*WORK REQUIRED*.
An acceptable answer contains every record below, unchanged, and no pictures.

--------

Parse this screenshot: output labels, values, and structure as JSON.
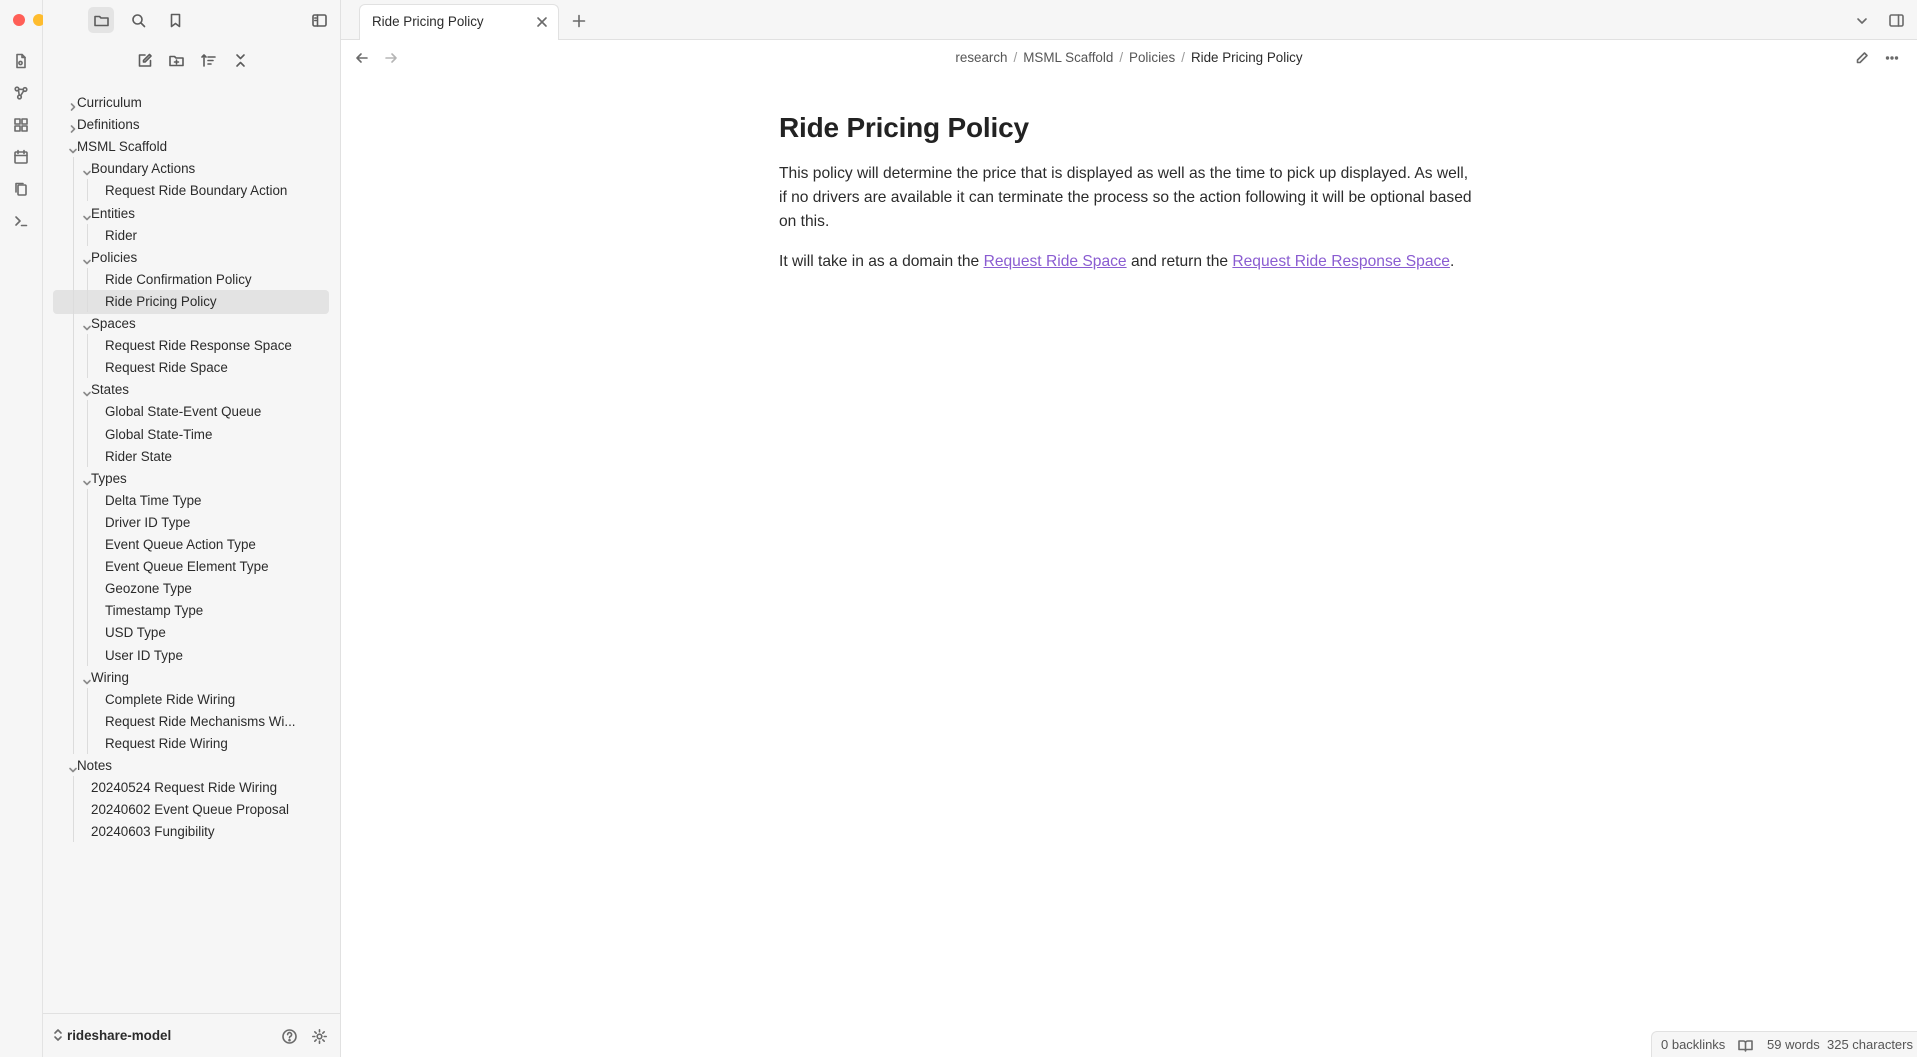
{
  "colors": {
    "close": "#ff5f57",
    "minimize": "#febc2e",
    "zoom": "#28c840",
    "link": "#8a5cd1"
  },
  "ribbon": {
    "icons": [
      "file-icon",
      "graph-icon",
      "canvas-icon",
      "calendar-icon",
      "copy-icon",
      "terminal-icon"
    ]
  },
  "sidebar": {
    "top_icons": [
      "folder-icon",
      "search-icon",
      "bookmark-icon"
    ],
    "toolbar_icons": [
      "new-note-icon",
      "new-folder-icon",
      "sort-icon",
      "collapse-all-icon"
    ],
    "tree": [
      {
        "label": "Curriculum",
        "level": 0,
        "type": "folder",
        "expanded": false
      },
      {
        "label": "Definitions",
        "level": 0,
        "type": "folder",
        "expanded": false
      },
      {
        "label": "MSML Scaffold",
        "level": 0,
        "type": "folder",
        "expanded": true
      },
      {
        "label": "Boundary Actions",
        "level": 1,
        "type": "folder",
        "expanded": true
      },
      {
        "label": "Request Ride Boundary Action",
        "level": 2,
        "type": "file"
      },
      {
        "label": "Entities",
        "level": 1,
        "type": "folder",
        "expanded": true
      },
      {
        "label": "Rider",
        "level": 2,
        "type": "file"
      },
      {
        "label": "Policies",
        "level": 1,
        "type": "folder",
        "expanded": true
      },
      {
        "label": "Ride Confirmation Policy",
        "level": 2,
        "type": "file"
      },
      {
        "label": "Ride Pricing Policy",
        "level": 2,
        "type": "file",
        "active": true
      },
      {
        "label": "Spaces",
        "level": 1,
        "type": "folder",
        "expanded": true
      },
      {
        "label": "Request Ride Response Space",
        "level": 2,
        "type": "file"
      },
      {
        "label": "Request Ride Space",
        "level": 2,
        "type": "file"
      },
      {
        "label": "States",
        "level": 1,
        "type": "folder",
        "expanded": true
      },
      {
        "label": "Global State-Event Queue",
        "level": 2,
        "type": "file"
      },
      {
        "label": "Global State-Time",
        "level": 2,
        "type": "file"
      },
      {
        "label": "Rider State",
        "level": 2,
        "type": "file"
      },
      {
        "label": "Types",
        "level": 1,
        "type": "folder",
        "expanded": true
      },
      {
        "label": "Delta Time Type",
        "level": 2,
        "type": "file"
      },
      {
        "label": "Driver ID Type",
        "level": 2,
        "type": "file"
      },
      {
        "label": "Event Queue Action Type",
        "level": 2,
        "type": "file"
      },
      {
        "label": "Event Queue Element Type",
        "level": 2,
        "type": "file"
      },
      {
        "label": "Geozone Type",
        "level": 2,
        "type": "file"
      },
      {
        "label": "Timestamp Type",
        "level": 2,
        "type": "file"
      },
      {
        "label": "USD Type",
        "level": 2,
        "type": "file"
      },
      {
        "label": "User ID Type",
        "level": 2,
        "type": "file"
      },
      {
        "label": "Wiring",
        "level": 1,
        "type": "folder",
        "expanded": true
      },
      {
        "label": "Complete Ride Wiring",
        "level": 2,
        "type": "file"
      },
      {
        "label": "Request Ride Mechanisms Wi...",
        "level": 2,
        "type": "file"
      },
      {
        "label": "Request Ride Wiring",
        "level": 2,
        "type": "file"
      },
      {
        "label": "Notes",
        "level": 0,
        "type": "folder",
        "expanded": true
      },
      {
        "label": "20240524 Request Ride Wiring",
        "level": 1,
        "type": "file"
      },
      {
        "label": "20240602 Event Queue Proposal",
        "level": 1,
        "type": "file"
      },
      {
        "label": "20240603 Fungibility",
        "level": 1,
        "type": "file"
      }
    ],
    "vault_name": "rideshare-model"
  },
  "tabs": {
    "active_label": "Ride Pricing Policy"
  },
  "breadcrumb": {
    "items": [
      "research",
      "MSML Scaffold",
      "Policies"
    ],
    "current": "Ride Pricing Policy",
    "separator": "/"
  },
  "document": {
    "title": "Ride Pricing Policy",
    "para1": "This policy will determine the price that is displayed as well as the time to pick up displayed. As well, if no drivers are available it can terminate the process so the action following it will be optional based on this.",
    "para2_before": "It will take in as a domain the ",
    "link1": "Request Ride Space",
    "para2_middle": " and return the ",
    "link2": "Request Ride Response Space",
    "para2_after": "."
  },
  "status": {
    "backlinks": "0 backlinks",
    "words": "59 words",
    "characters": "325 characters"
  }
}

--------

*TASK RESULT*.
Parse this screenshot: output labels, values, and structure as JSON.
{
  "colors": {
    "close": "#ff5f57",
    "minimize": "#febc2e",
    "zoom": "#28c840",
    "link": "#8a5cd1"
  },
  "ribbon": {
    "icons": [
      "file-icon",
      "graph-icon",
      "canvas-icon",
      "calendar-icon",
      "copy-icon",
      "terminal-icon"
    ]
  },
  "sidebar": {
    "top_icons": [
      "folder-icon",
      "search-icon",
      "bookmark-icon"
    ],
    "toolbar_icons": [
      "new-note-icon",
      "new-folder-icon",
      "sort-icon",
      "collapse-all-icon"
    ],
    "tree": [
      {
        "label": "Curriculum",
        "level": 0,
        "type": "folder",
        "expanded": false
      },
      {
        "label": "Definitions",
        "level": 0,
        "type": "folder",
        "expanded": false
      },
      {
        "label": "MSML Scaffold",
        "level": 0,
        "type": "folder",
        "expanded": true
      },
      {
        "label": "Boundary Actions",
        "level": 1,
        "type": "folder",
        "expanded": true
      },
      {
        "label": "Request Ride Boundary Action",
        "level": 2,
        "type": "file"
      },
      {
        "label": "Entities",
        "level": 1,
        "type": "folder",
        "expanded": true
      },
      {
        "label": "Rider",
        "level": 2,
        "type": "file"
      },
      {
        "label": "Policies",
        "level": 1,
        "type": "folder",
        "expanded": true
      },
      {
        "label": "Ride Confirmation Policy",
        "level": 2,
        "type": "file"
      },
      {
        "label": "Ride Pricing Policy",
        "level": 2,
        "type": "file",
        "active": true
      },
      {
        "label": "Spaces",
        "level": 1,
        "type": "folder",
        "expanded": true
      },
      {
        "label": "Request Ride Response Space",
        "level": 2,
        "type": "file"
      },
      {
        "label": "Request Ride Space",
        "level": 2,
        "type": "file"
      },
      {
        "label": "States",
        "level": 1,
        "type": "folder",
        "expanded": true
      },
      {
        "label": "Global State-Event Queue",
        "level": 2,
        "type": "file"
      },
      {
        "label": "Global State-Time",
        "level": 2,
        "type": "file"
      },
      {
        "label": "Rider State",
        "level": 2,
        "type": "file"
      },
      {
        "label": "Types",
        "level": 1,
        "type": "folder",
        "expanded": true
      },
      {
        "label": "Delta Time Type",
        "level": 2,
        "type": "file"
      },
      {
        "label": "Driver ID Type",
        "level": 2,
        "type": "file"
      },
      {
        "label": "Event Queue Action Type",
        "level": 2,
        "type": "file"
      },
      {
        "label": "Event Queue Element Type",
        "level": 2,
        "type": "file"
      },
      {
        "label": "Geozone Type",
        "level": 2,
        "type": "file"
      },
      {
        "label": "Timestamp Type",
        "level": 2,
        "type": "file"
      },
      {
        "label": "USD Type",
        "level": 2,
        "type": "file"
      },
      {
        "label": "User ID Type",
        "level": 2,
        "type": "file"
      },
      {
        "label": "Wiring",
        "level": 1,
        "type": "folder",
        "expanded": true
      },
      {
        "label": "Complete Ride Wiring",
        "level": 2,
        "type": "file"
      },
      {
        "label": "Request Ride Mechanisms Wi...",
        "level": 2,
        "type": "file"
      },
      {
        "label": "Request Ride Wiring",
        "level": 2,
        "type": "file"
      },
      {
        "label": "Notes",
        "level": 0,
        "type": "folder",
        "expanded": true
      },
      {
        "label": "20240524 Request Ride Wiring",
        "level": 1,
        "type": "file"
      },
      {
        "label": "20240602 Event Queue Proposal",
        "level": 1,
        "type": "file"
      },
      {
        "label": "20240603 Fungibility",
        "level": 1,
        "type": "file"
      }
    ],
    "vault_name": "rideshare-model"
  },
  "tabs": {
    "active_label": "Ride Pricing Policy"
  },
  "breadcrumb": {
    "items": [
      "research",
      "MSML Scaffold",
      "Policies"
    ],
    "current": "Ride Pricing Policy",
    "separator": "/"
  },
  "document": {
    "title": "Ride Pricing Policy",
    "para1": "This policy will determine the price that is displayed as well as the time to pick up displayed. As well, if no drivers are available it can terminate the process so the action following it will be optional based on this.",
    "para2_before": "It will take in as a domain the ",
    "link1": "Request Ride Space",
    "para2_middle": " and return the ",
    "link2": "Request Ride Response Space",
    "para2_after": "."
  },
  "status": {
    "backlinks": "0 backlinks",
    "words": "59 words",
    "characters": "325 characters"
  }
}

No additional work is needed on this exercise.